You’d think that henchmen get a raw deal, being punched by superheroes, dropped into shark tanks and working for a boss who prizes ridiculous contraptions over practical weaponry. But Stan, Henchman Story’s protagonist, has it all figured out. He’s mastered the fine art of being just competent enough to do his job, but not standing out so much he gets noticed. What could possibly go wrong?
There’s a change in management, that’s what, which is where you come in. Henchman Story sees you struggling with the attention you’re getting from both your new co-employer and a new worker. No, it’s not a dating sim, though romance does figure into a couple of the endings. Stan is someone who’s avoided the big choices for a long time and now opportunity has come knocking. How you handle that is entirely up to you.
Surprisingly for a visual novel, every line (aside from Stan’s internal monologue) is voiced, which works really well. The actors who voice Henchman Story’s supervillains, in particular, are clearly having a whale of a time hamming it up. Yes, this tale of superheroes and suspect decisions has its tongue firmly wedged in its cheek; sound effects, for example, are used sparingly, but hearing Lord Bedlam’s stage lift squeak cracked me up every time.
In fact, if Henchman Story doesn’t have you chuckling, you might want to check you still have a pulse. There are gags aplenty but they’re rarely out of place and most of them land. That said, you can take Stan down a dark path, and the tone shifts appropriately; with around ten endings to explore, you can be assured that your choices count. You can finish Henchman Story in about an hour an and half, but it never shunts you down an unwelcome path.

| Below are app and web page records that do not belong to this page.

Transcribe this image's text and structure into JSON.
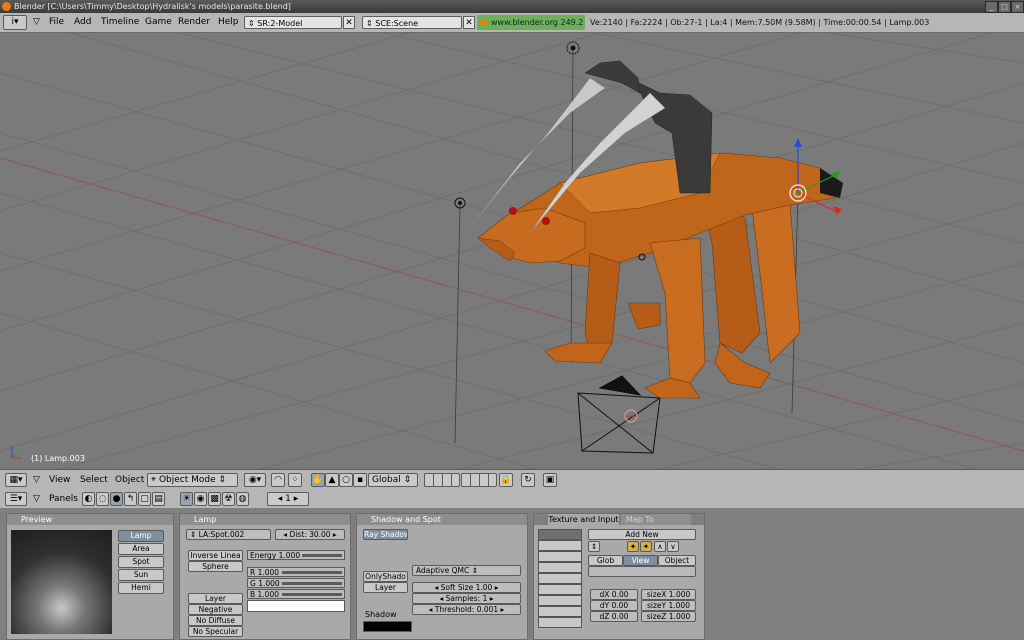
{
  "window": {
    "title": "Blender [C:\\Users\\Timmy\\Desktop\\Hydralisk's models\\parasite.blend]"
  },
  "top_header": {
    "menus": [
      "File",
      "Add",
      "Timeline",
      "Game",
      "Render",
      "Help"
    ],
    "screen_field": "SR:2-Model",
    "scene_field": "SCE:Scene",
    "website": "www.blender.org 249.2",
    "stats": "Ve:2140 | Fa:2224 | Ob:27-1 | La:4  | Mem:7.50M (9.58M)  | Time:00:00.54 | Lamp.003"
  },
  "viewport": {
    "object_label": "(1) Lamp.003"
  },
  "view3d_header": {
    "menus": [
      "View",
      "Select",
      "Object"
    ],
    "mode": "Object Mode",
    "orientation": "Global"
  },
  "buttons_header": {
    "panels_label": "Panels",
    "frame": "1"
  },
  "preview_panel": {
    "title": "Preview",
    "types": [
      "Lamp",
      "Area",
      "Spot",
      "Sun",
      "Hemi"
    ],
    "selected": "Lamp"
  },
  "lamp_panel": {
    "title": "Lamp",
    "name_field": "LA:Spot.002",
    "dist": "Dist: 30.00",
    "falloff_type": "Inverse Linea",
    "sphere": "Sphere",
    "energy": "Energy 1.000",
    "r": "R 1.000",
    "g": "G 1.000",
    "b": "B 1.000",
    "toggles": [
      "Layer",
      "Negative",
      "No Diffuse",
      "No Specular"
    ]
  },
  "shadow_panel": {
    "title": "Shadow and Spot",
    "ray_shadow": "Ray Shadow",
    "sampling": "Adaptive QMC",
    "only_shadow": "OnlyShado",
    "layer": "Layer",
    "soft_size": "Soft Size 1.00",
    "samples": "Samples: 1",
    "threshold": "Threshold: 0.001",
    "shadow_label": "Shadow",
    "shadow_color": "#000000"
  },
  "texture_panel": {
    "tabs": [
      "Texture and Input",
      "Map To"
    ],
    "add_new": "Add New",
    "coords": [
      "Glob",
      "View",
      "Object"
    ],
    "selected_coord": "View",
    "dx": "dX 0.00",
    "dy": "dY 0.00",
    "dz": "dZ 0.00",
    "sizex": "sizeX 1.000",
    "sizey": "sizeY 1.000",
    "sizez": "sizeZ 1.000"
  },
  "colors": {
    "header": "#b6b6b6",
    "viewport": "#7a7a7a",
    "model": "#c0661a",
    "claw": "#bdbdbd",
    "website_bg": "#6db05a"
  }
}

The tale that Henchman Story weaves is, for the most part, excellent. You’ll spot plenty of superhero tropes but it delivers a fully-formed story, instead of just riffing on DC and Marvel characters. I could spot one twist coming a mile off, however; tweaking the game’s audio would have put paid to that but, as is, it’s too obvious. There are a few typos as well, but it’s nothing that tears you out of the game.

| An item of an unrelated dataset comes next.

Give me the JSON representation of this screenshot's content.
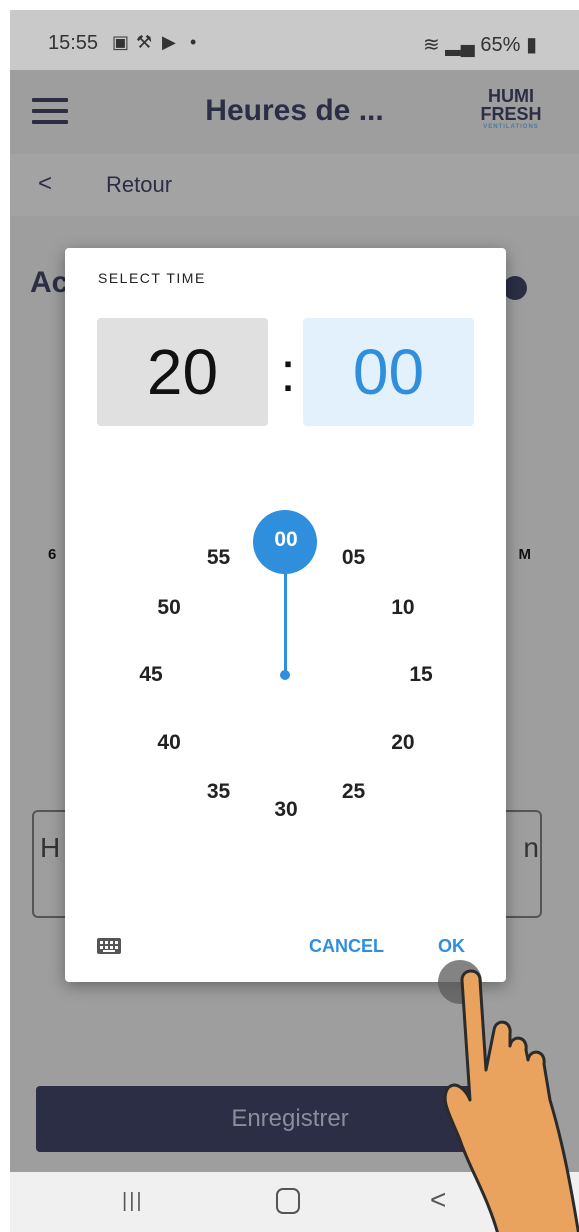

My biggest gripe, however, has to be that, at times, it gets a little too quippy. Given that it’s lampooning superhero comics and its like, it has more right to take that tack than other visual novels. But there were a few moments where the dialogue just felt too unnatural, too rehearsed; if you’ve ever watched Friends or Buffy the Vampire Slayer (the series) and thought “Real humans don’t speak like that…” you’ll know what I mean.

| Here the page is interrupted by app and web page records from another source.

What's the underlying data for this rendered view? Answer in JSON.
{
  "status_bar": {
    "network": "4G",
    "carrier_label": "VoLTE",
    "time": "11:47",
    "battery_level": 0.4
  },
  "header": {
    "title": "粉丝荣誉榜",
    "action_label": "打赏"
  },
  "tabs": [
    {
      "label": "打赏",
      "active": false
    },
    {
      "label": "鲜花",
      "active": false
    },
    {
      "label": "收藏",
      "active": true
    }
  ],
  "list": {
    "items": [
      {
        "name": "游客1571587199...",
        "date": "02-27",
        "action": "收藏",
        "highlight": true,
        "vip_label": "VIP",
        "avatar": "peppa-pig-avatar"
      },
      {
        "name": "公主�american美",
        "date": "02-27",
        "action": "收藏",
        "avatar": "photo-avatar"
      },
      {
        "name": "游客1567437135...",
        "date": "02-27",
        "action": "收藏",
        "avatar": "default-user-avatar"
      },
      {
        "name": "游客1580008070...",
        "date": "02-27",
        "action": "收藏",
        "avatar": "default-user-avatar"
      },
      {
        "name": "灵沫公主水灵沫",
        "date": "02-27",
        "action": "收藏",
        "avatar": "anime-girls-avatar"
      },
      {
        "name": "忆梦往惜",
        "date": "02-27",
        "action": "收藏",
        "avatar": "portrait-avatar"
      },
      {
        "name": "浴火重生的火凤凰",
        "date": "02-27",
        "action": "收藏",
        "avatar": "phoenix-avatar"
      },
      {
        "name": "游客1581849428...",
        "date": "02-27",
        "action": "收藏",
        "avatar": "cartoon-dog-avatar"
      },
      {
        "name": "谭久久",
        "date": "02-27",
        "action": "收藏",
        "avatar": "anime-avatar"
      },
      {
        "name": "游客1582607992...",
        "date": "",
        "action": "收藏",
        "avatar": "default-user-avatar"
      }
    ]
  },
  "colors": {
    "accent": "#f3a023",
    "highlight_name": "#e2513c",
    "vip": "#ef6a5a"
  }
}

But for the most part, Henchman Story is a funny, fulfilling ride though the frequently silly, occasionally grim world of supervillains and the poor, overlooked souls who serve them.
Henchman Story Review – GameSpew’s Score